**Task brief**: Would you pull out every line of the material that contains the string "label"?

**Information**:

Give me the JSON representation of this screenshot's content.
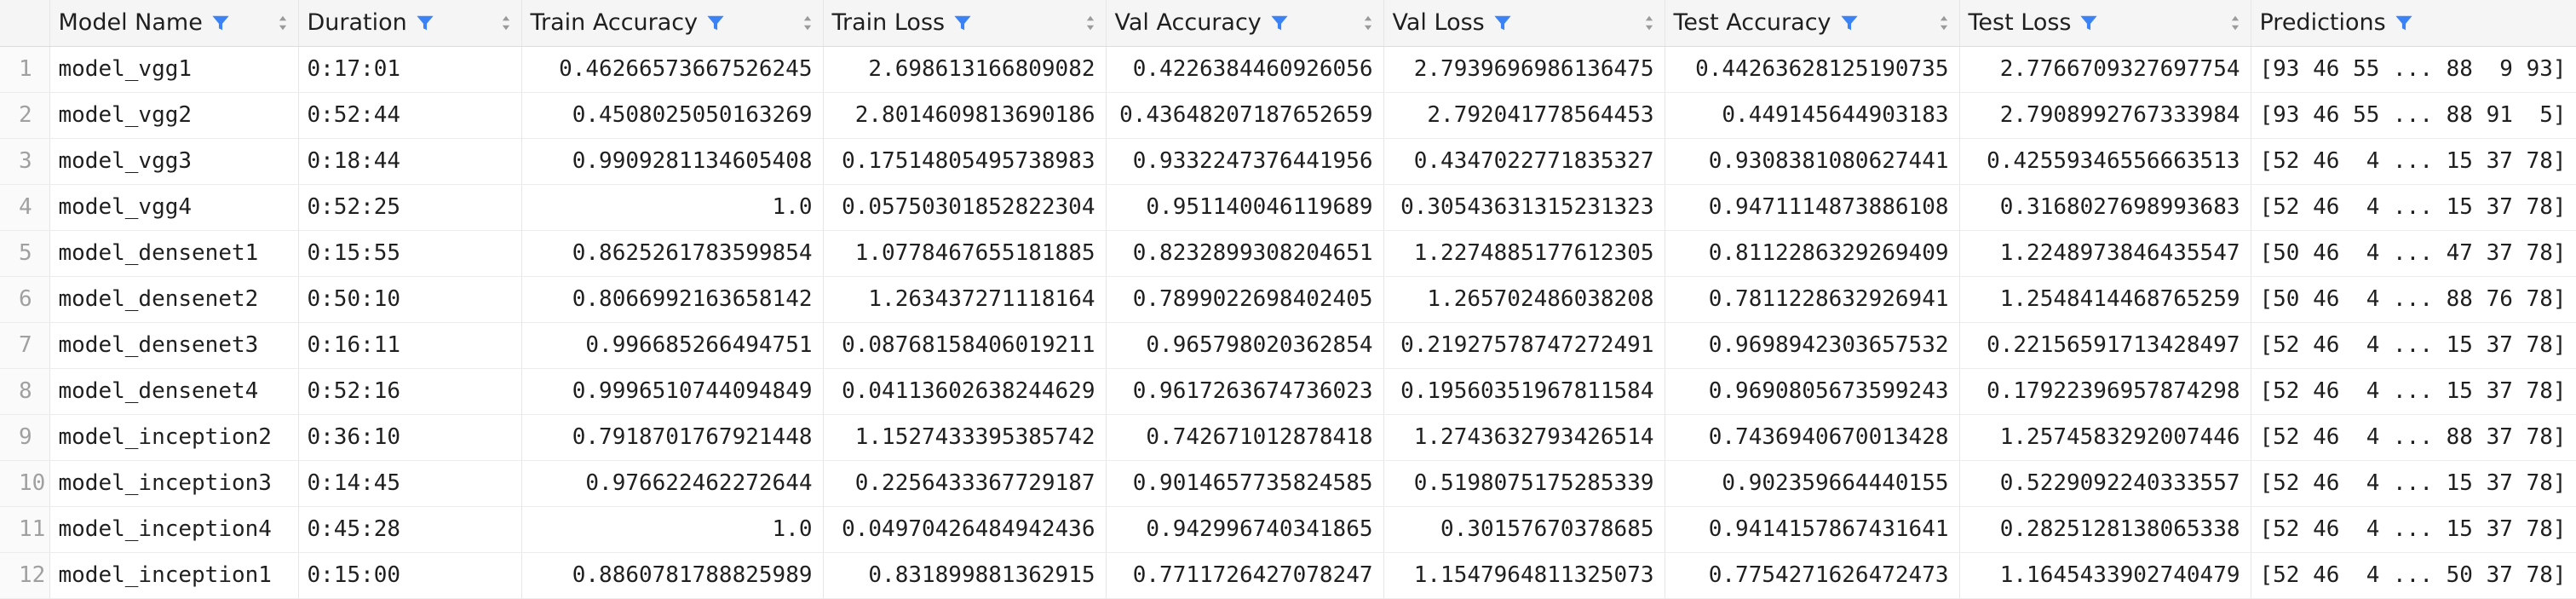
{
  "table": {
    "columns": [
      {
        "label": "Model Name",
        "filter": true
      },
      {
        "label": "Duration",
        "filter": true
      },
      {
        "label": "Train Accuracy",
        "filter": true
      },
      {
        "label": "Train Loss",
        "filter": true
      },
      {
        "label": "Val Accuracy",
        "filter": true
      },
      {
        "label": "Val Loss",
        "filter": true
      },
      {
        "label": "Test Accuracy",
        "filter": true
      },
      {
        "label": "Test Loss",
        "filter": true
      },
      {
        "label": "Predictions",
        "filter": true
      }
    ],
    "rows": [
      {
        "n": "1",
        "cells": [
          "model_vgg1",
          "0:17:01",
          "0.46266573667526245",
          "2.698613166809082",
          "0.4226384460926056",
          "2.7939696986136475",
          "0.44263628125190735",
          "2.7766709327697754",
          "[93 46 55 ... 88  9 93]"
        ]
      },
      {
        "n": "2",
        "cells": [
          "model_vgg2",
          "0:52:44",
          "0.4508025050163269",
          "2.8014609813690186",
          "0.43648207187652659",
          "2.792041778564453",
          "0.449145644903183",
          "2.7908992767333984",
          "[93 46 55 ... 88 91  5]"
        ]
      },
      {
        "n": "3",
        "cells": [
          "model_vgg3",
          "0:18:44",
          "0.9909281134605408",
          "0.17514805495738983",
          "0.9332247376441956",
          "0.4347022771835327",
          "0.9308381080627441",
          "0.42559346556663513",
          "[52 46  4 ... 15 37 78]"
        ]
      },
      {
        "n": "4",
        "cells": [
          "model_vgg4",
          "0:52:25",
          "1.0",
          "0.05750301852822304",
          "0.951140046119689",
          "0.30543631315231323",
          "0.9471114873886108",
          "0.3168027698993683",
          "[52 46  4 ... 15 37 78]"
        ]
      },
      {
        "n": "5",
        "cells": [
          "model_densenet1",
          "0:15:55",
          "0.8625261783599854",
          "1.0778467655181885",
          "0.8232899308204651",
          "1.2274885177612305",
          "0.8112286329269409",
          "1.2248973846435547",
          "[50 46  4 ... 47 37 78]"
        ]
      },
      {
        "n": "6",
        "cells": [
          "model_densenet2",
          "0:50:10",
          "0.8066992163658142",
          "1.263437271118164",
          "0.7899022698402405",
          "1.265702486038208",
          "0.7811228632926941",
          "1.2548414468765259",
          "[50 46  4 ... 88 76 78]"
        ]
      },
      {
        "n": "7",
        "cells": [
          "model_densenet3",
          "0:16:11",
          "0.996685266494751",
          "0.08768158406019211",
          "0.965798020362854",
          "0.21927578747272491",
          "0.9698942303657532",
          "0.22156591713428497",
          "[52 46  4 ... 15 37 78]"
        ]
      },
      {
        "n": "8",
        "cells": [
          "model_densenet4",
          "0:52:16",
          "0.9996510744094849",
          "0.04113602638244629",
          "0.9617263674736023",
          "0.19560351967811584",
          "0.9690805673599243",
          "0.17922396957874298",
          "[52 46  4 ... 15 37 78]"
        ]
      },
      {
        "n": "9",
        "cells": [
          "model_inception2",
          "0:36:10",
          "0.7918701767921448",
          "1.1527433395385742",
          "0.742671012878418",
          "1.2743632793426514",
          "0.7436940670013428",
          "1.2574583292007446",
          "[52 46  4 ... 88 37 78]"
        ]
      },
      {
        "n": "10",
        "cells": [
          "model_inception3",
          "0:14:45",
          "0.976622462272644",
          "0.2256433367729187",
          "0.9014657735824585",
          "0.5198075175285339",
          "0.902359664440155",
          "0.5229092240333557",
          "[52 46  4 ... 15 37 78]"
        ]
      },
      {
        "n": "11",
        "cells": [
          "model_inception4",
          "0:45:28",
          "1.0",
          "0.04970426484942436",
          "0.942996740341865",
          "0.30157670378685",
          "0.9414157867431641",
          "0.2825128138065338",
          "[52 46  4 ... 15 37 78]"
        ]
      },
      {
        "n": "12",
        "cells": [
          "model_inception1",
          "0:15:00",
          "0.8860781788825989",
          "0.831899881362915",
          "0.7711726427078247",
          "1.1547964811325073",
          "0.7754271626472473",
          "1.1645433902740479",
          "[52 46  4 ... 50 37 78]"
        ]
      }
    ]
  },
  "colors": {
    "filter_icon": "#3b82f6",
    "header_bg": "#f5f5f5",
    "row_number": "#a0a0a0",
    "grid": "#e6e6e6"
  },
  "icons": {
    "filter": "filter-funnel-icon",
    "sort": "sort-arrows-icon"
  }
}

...

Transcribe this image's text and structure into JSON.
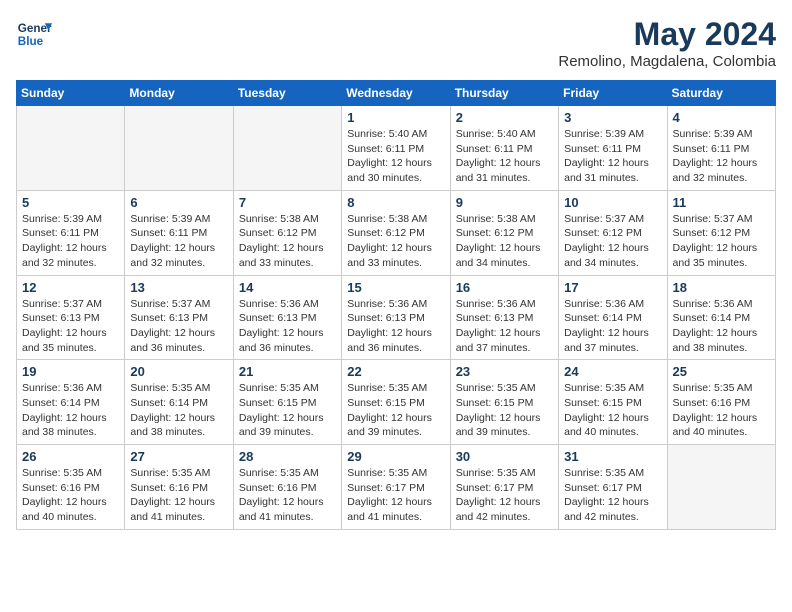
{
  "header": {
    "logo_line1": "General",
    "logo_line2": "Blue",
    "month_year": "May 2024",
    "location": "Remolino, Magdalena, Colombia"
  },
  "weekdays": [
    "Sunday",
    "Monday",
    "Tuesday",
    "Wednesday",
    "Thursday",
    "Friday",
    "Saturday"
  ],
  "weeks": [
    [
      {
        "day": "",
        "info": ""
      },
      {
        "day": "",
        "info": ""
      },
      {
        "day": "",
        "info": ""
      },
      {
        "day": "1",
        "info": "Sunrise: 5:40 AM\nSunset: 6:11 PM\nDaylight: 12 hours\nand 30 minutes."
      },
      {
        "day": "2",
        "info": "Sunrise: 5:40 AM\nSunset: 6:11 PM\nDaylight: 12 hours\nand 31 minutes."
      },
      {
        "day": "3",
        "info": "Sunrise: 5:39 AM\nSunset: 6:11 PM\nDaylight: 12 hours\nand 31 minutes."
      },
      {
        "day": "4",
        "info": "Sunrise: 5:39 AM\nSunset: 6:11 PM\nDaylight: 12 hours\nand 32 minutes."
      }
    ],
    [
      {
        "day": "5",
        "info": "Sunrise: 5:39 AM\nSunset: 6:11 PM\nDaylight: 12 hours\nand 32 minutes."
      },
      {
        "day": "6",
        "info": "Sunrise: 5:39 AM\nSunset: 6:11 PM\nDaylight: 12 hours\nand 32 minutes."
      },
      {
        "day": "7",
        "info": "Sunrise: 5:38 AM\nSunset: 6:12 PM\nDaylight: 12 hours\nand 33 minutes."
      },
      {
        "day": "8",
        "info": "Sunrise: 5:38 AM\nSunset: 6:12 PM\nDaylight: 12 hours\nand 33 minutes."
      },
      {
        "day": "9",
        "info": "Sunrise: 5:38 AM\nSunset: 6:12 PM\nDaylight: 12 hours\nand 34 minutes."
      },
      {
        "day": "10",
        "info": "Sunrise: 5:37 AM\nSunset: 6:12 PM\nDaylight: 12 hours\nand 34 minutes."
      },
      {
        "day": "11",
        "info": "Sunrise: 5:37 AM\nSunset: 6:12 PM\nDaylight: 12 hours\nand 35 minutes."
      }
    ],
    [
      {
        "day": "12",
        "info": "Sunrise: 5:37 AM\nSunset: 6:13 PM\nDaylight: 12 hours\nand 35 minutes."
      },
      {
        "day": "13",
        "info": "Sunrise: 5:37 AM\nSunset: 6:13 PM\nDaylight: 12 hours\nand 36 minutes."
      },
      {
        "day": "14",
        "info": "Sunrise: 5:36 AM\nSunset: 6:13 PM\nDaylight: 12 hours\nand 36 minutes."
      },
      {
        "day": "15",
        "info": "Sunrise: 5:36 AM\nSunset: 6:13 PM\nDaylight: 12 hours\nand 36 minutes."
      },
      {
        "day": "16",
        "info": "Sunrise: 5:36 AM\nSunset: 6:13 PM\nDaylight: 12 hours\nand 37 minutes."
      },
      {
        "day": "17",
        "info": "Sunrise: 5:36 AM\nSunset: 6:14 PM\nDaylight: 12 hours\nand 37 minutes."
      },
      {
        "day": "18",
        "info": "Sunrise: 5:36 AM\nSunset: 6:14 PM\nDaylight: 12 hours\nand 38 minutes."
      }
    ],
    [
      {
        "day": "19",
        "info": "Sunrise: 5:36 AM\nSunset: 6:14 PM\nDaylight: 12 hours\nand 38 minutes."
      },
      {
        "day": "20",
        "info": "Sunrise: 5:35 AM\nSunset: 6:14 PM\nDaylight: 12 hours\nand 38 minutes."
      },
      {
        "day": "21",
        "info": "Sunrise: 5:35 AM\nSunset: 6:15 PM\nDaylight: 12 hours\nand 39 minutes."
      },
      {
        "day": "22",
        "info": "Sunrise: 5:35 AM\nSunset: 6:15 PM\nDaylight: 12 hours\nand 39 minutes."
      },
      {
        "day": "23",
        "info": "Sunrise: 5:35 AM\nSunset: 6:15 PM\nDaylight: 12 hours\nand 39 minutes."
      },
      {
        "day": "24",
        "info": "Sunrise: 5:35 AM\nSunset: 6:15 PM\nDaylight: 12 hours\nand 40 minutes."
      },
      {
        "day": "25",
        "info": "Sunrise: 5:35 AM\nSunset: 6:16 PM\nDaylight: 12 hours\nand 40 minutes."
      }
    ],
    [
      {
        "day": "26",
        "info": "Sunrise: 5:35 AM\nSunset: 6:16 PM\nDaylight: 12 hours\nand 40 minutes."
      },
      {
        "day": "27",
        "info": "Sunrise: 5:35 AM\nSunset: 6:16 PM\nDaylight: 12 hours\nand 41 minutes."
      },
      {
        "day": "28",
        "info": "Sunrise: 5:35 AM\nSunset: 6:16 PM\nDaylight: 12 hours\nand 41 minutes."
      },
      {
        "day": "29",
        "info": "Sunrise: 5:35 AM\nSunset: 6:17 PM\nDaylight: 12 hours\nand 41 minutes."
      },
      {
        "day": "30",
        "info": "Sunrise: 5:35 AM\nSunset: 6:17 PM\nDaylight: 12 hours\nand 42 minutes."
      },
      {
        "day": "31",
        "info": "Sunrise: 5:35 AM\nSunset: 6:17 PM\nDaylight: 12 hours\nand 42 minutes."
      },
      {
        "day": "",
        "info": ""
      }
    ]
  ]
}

**Task result**:
        "label": "Model Name",
        "label": "Duration",
        "label": "Train Accuracy",
        "label": "Train Loss",
        "label": "Val Accuracy",
        "label": "Val Loss",
        "label": "Test Accuracy",
        "label": "Test Loss",
        "label": "Predictions",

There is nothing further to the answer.